When considering zoning and what you can do with the site, you should also take into account the demographics of an area to determine whether there is demand for the type of home you are planning to develop. This is crucial to ensure you can sell or rent at the end of the day.

Orientation and aspect.

The direction the block faces will have an impact on the type of development you can undertake, and how attractive the resulting properties will be, particularly in terms of light, views, privacy and noise, including exposure to traffic.

Flat sites are better for developments as they’re easier to build on. Sloping blocks will require more work, particularly in terms of retaining walls, and therefore are more expensive to develop. Even a block that looks flat can have a slope and require some work, so get it checked out before you buy.

Make sure utilities such as sewer, water, stormwater and electricity are available for the block to connect to. You’ll need to know the location of the sewer line and related utilities (such as junctions and manholes), as some can’t be built over, which will impact any potential development.

The land.

Consider the soil on the block as it can impact the stability of a development, although this is something that will require testing. Also take into account what’s on the land, whether it is vacant or has a home or trees that needs to be demolished or removed, as this can also impact costs and hence, profitability.

Council.

You want the site ideally to be in an area where the council is relatively easy to work with and can approve applications in a timely manner, to avoid cost blowouts.

Flood and fire risk.

If the property is in an area that is subject to a natural disaster such as flood or fire, reconsider the purchase.  It will cost more to build on the site, the build will be harder to sell due to both the risk and higher insurance premiums, and growth will likely be restricted as a result. Many councils have maps so you can assess the risk of flood and fire for properties.

Seek help

A buyers’ agent can help in sourcing blocks and conducting due diligence to ensure the property ticks all the boxes. Our experience means we have tips and tricks to determine particulars about it, such as information about sewer lines, without going to extensive investigations.

We can also assist in securing development sites, which can be highly sought after and subject to a lot of buyer competition, and provide advice when it comes to actually undertake the development.

We can also refer you to other industry professionals such as Town Planners.

There is also new software available that does a lot of the hard work for you in identifying and analysing sites suitable for development.

ArchiStar has recently launched a platform for development site feasibility, giving would-be developers the ability to examine hundreds of sites in minutes. It uses property data from CoreLogic and Cordell to speed up the process of examining a site to determine what it will yield – ie. what the development potential is of any given block is. It can also help with assessing design factors such as sunlight and ventilation of potential development.

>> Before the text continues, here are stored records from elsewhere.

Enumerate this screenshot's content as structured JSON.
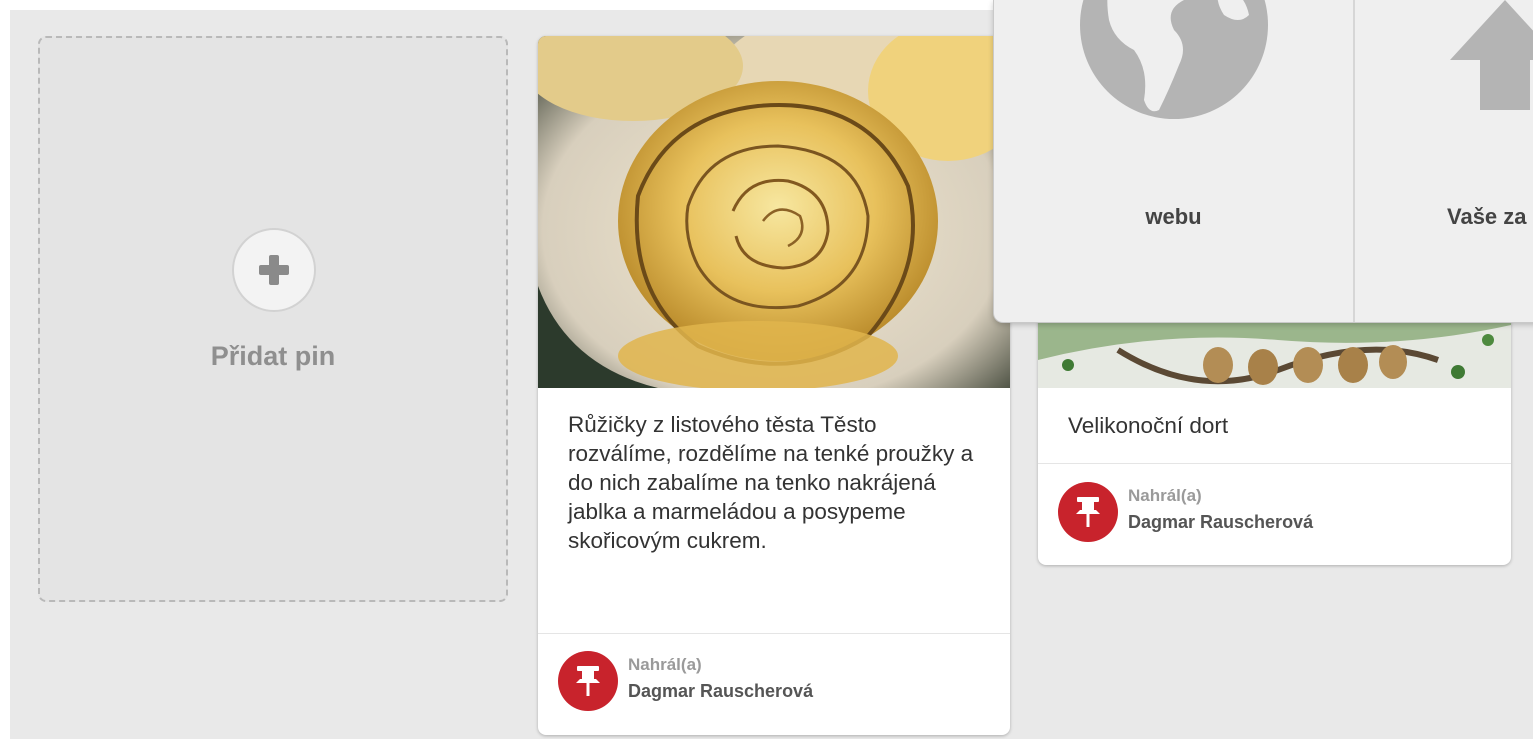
{
  "add_pin": {
    "label": "Přidat pin",
    "icon": "plus-icon"
  },
  "pins": [
    {
      "description": "Růžičky z listového těsta Těsto rozválíme, rozdělíme na tenké proužky a do nich zabalíme na tenko nakrájená jablka a marmeládou a posypeme skořicovým cukrem.",
      "uploaded_label": "Nahrál(a)",
      "author": "Dagmar Rauscherová",
      "image": "apple-rose-pastry-photo"
    },
    {
      "description": "Velikonoční dort",
      "uploaded_label": "Nahrál(a)",
      "author": "Dagmar Rauscherová",
      "image": "easter-cake-photo"
    }
  ],
  "popup": {
    "options": [
      {
        "label": "webu",
        "icon": "globe-icon"
      },
      {
        "label": "Vaše za",
        "icon": "upload-arrow-icon"
      }
    ]
  },
  "colors": {
    "board_background": "#e9e9e9",
    "pin_badge": "#c8232c",
    "popup_background": "#efefef"
  }
}
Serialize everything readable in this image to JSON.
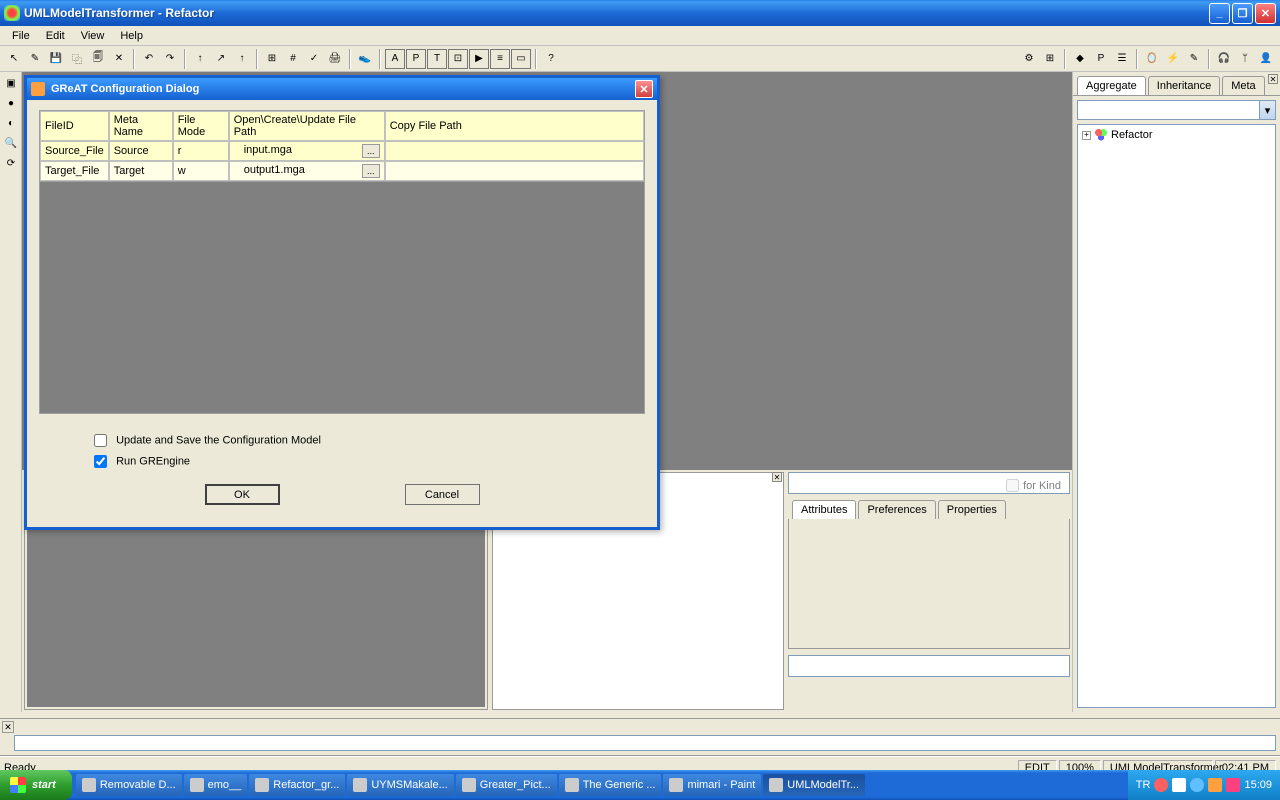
{
  "window": {
    "title": "UMLModelTransformer - Refactor",
    "min": "_",
    "max": "❐",
    "close": "✕"
  },
  "menubar": [
    "File",
    "Edit",
    "View",
    "Help"
  ],
  "toolbar_left_glyphs": [
    "↖",
    "✎",
    "💾",
    "⿻",
    "🗐",
    "✕",
    "|",
    "↶",
    "↷",
    "|",
    "↑",
    "↗",
    "↑",
    "|",
    "⊞",
    "#",
    "✓",
    "🖨",
    "|",
    "👟",
    "|"
  ],
  "toolbar_boxed": [
    "A",
    "P",
    "T",
    "⊡",
    "▶",
    "≡",
    "▭"
  ],
  "toolbar_help": "?",
  "toolbar_right_glyphs": [
    "⚙",
    "⊞",
    "|",
    "◆",
    "P",
    "☰",
    "|",
    "🪞",
    "⚡",
    "✎",
    "|",
    "🎧",
    "ᛘ",
    "👤"
  ],
  "left_tools": [
    "▣",
    "●",
    "◐",
    "🔍",
    "⟳"
  ],
  "right_panel": {
    "tabs": [
      "Aggregate",
      "Inheritance",
      "Meta"
    ],
    "tree_root": "Refactor",
    "expand": "+"
  },
  "dialog": {
    "title": "GReAT Configuration Dialog",
    "close": "✕",
    "columns": [
      "FileID",
      "Meta Name",
      "File Mode",
      "Open\\Create\\Update File Path",
      "Copy File Path"
    ],
    "rows": [
      {
        "fileid": "Source_File",
        "meta": "Source",
        "mode": "r",
        "path": "input.mga",
        "copy": ""
      },
      {
        "fileid": "Target_File",
        "meta": "Target",
        "mode": "w",
        "path": "output1.mga",
        "copy": ""
      }
    ],
    "browse": "...",
    "check_update": "Update and Save the Configuration Model",
    "check_update_val": false,
    "check_run": "Run GREngine",
    "check_run_val": true,
    "ok": "OK",
    "cancel": "Cancel"
  },
  "br_panel": {
    "forkind": "for Kind",
    "tabs": [
      "Attributes",
      "Preferences",
      "Properties"
    ]
  },
  "statusbar": {
    "ready": "Ready",
    "edit": "EDIT",
    "zoom": "100%",
    "model": "UMLModelTransformer",
    "time": "02:41 PM"
  },
  "taskbar": {
    "start": "start",
    "items": [
      "Removable D...",
      "emo__",
      "Refactor_gr...",
      "UYMSMakale...",
      "Greater_Pict...",
      "The Generic ...",
      "mimari - Paint",
      "UMLModelTr..."
    ],
    "lang": "TR",
    "clock": "15:09"
  }
}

The software isn’t cheap, so for now, at least it is mainly being purchased by bigger players in real estate, but will likely become more mainstream in the future.

If you want independent advice on finding the right property in the right location, contact us for an obligation-free 30-minute strategy session. For guidance on where to start when it comes to property investing, subscribe to our six-part ‘Ready to Buy Checklist’.